As more than five decades have passed the bitter sweet balance has slowly turned to the sweet side, but the pain, loss, grief and sadness have never, and will never, go away completely. Love is like that. It leaves a shadow, even after it’s gone; it’s not gone.
This morning I expect all of us here are remembering and reliving Christmases past. Looking back to our former selves, our former lives, possibly even to ornaments or traditions that remind us of things that used to be and how much has changed.
But also of things that cannot and will not ever change:
In the beginning, Lord you founded the earth, and the heavens are the work of your hands;
They will perish, but you remain, they will all wear out like clothing…
But you are the same, and your years will never end. [Hebrews 1:10-12, NRSV]
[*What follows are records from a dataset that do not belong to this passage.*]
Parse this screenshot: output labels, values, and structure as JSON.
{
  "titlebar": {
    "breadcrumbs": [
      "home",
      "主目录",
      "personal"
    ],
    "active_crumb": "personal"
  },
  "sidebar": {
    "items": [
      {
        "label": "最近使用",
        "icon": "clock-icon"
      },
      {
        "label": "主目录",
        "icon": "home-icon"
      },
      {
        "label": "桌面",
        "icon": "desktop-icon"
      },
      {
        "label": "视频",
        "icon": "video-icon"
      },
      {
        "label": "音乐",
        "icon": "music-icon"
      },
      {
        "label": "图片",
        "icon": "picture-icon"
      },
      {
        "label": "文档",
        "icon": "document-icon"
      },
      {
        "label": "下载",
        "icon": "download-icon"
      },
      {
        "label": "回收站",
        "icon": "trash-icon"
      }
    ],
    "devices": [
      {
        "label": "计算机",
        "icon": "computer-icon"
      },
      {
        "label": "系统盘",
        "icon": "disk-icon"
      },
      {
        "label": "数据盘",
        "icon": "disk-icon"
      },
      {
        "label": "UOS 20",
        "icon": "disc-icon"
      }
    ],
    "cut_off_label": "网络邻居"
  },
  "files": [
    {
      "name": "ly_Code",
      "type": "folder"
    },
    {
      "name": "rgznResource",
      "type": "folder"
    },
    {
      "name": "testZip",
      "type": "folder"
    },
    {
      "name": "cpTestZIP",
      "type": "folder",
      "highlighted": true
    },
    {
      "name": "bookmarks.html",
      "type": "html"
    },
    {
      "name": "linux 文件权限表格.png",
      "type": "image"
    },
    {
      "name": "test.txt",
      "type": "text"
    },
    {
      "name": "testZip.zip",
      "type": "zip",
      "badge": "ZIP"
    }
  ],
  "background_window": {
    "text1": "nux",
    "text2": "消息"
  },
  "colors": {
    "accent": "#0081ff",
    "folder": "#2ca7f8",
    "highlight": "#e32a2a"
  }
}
We remember the promise of renewal, of a fresh start this day, in the birth of God’s son. The one through whom the rich, living grace of the Holy Spirit erupted into the world. The one who makes all things new. All our lives, all our losses are lived in the deep reality of the love of Jesus Christ. Love that changed everything. Love that changes everything. The bright light of pure light where there is no shadow at all. Amen.